Mark Carter recently wrote about his experience with his newly acquired physician on his Healthcare Strategy blog. His physician stated the usual reasons for being bought out – increased back office efficiency, electronic medical records, help with contracting, etc. Not mentioned, but probably a major driving factor was income stability – a salary not dependent upon patient mix (that was now the Healthcare Systems problem). [Click here for the entire article]
While this was all good for the physician, what about for the patient?

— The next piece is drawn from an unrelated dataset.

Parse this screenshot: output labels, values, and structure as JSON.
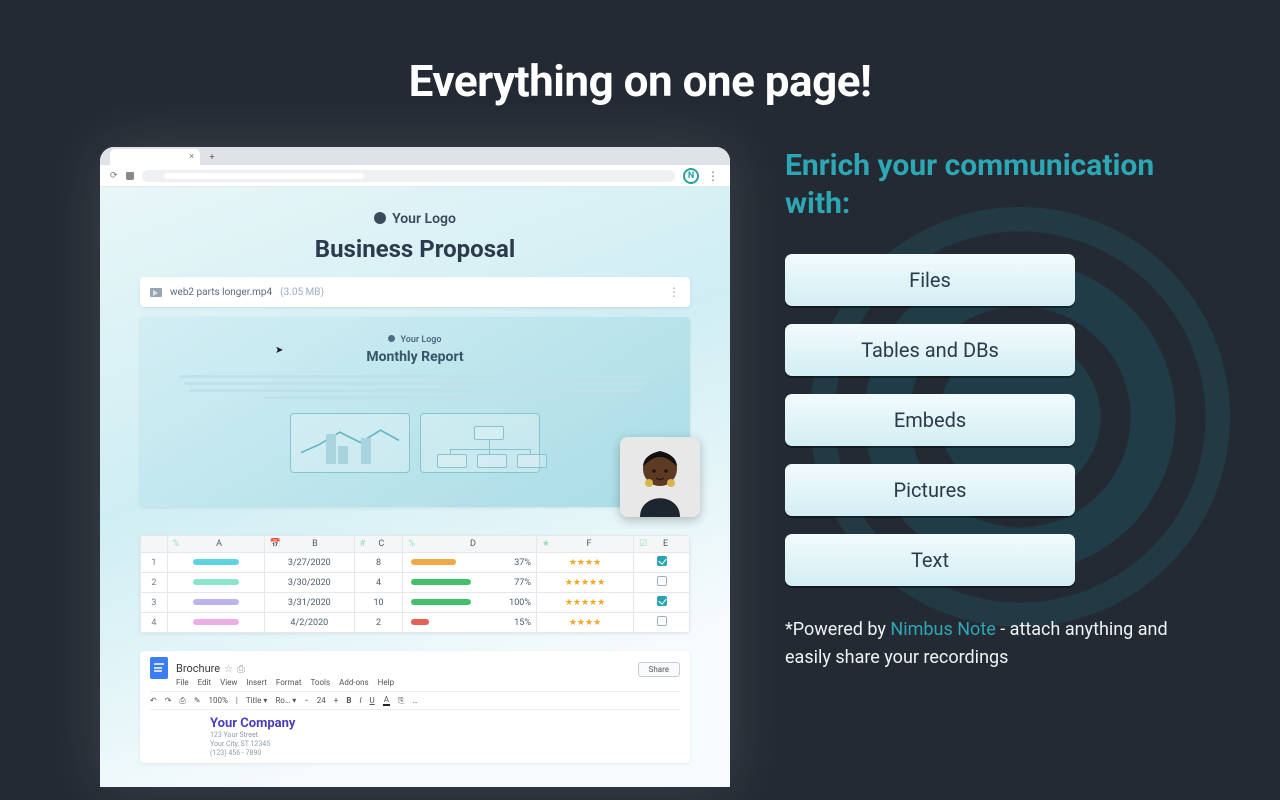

As Mark indicates, his experience demonstrated none of the benefits the physician entered into the arrangement to begin with; in fact, it was quite the opposite. There was no electronic record, scheduling was a hassle, and customer service? What customer service? If not for a 20+ year relationship between Mark and his doctor, he’d likely take his business elsewhere. His physician probably has no idea his patients are being treated this way, or writes it off to one of the sacrifices of “being part of a big system.”

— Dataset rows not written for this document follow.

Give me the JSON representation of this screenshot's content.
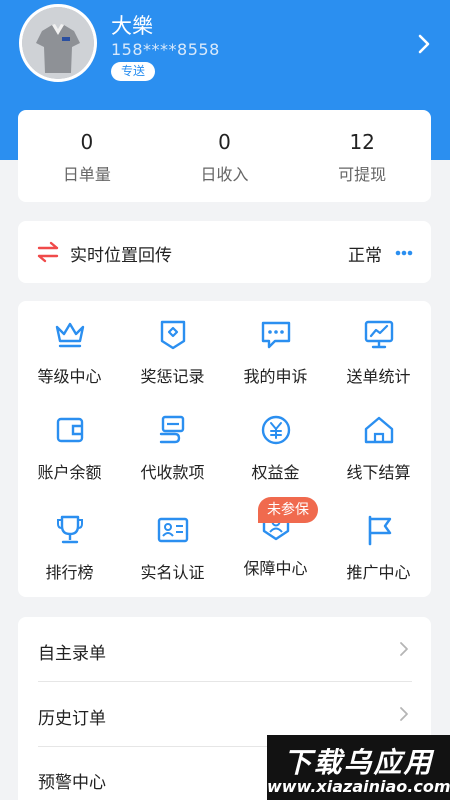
{
  "profile": {
    "name": "大樂",
    "phone": "158****8558",
    "tag": "专送"
  },
  "stats": [
    {
      "value": "0",
      "label": "日单量"
    },
    {
      "value": "0",
      "label": "日收入"
    },
    {
      "value": "12",
      "label": "可提现"
    }
  ],
  "location": {
    "label": "实时位置回传",
    "status": "正常"
  },
  "grid": [
    {
      "label": "等级中心",
      "icon": "crown-icon"
    },
    {
      "label": "奖惩记录",
      "icon": "shield-record-icon"
    },
    {
      "label": "我的申诉",
      "icon": "message-dots-icon"
    },
    {
      "label": "送单统计",
      "icon": "chart-board-icon"
    },
    {
      "label": "账户余额",
      "icon": "wallet-icon"
    },
    {
      "label": "代收款项",
      "icon": "collection-icon"
    },
    {
      "label": "权益金",
      "icon": "yen-coin-icon"
    },
    {
      "label": "线下结算",
      "icon": "home-icon"
    },
    {
      "label": "排行榜",
      "icon": "trophy-icon"
    },
    {
      "label": "实名认证",
      "icon": "id-card-icon"
    },
    {
      "label": "保障中心",
      "icon": "person-shield-icon"
    },
    {
      "label": "推广中心",
      "icon": "flag-icon"
    }
  ],
  "grid_badge": "未参保",
  "menu": [
    {
      "label": "自主录单"
    },
    {
      "label": "历史订单"
    },
    {
      "label": "预警中心"
    }
  ],
  "watermark": {
    "top": "下载乌应用",
    "bottom": "www.xiazainiao.com"
  },
  "colors": {
    "primary": "#2b8ff0",
    "badge": "#f06a4e",
    "location_icon": "#f04a4a"
  }
}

None of this has to do with the actual care received from a clinical perspective, but it does show a major problem with the care received from a personal perspective. The staff in the office is probably trying to do a good job, after all, most people don’t go to work wanting to do a bad job; but the system is keeping them from doing so. Unfortunately, their frustration with the system is impacting their relationship with the patient – the customer, in a very negative way. I’m sure they would love to be able to schedule 12 months out, or have the patient come in early (if they wanted) to get their labs done. But since the system doesn’t allow this, frustration sets in. Mark may have been the 10th patient that day to say something about the inability to advance schedule. It may have been the 1000th time the scheduler had to deal with a frustrated patient. I’m not saying the reaction was acceptable, but when looking at the big picture, it is not unexpected.

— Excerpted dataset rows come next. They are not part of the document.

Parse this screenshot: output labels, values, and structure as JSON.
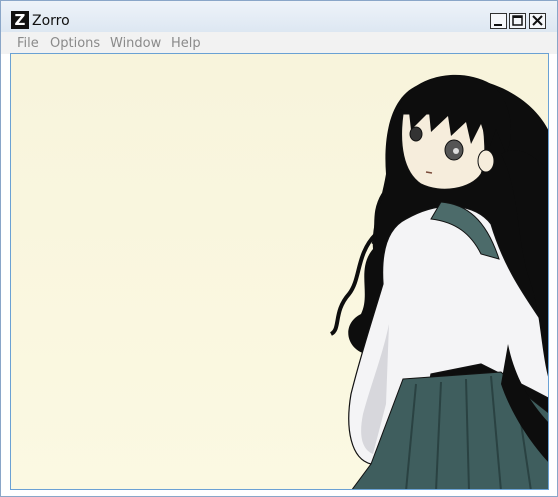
{
  "window": {
    "title": "Zorro",
    "app_icon_letter": "Z",
    "controls": [
      "minimize",
      "maximize",
      "close"
    ]
  },
  "menu": {
    "items": [
      {
        "label": "File"
      },
      {
        "label": "Options"
      },
      {
        "label": "Window"
      },
      {
        "label": "Help"
      }
    ]
  },
  "content": {
    "image_subject": "anime-girl-illustration",
    "background_color": "#f8f4dc",
    "colors": {
      "hair": "#0d0d0d",
      "uniform": "#f4f4f6",
      "skirt": "#3f5e5e",
      "collar": "#4c6b6a",
      "skin": "#f6eddc"
    }
  }
}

Clearly this practice could use several process improvement techniques to improve flow, enhance communication, and improve patient satisfaction. Although the technology issues can’t totally be resolved, dealing with them could be improved until the promised new technology arrives.
But what is also needed is an understanding by Healthcare System that simply buying out Physician practices to pad the numbers does nothing for patient / customer satisfaction. Many parts of healthcare are becoming commoditized, and the traditionally strong patient / physician relationship is weakening as physicians become less engaged in the total patient experience (not the clinical care), and as patients become more aware of their choices as consumers.
Healthcare Systems can address this by improving their process, with the people that perform it each day, and implementing technology that allows for a seamless patient / customer experience. Those that do will have a strong competitive advantage.
Let me know your thoughts!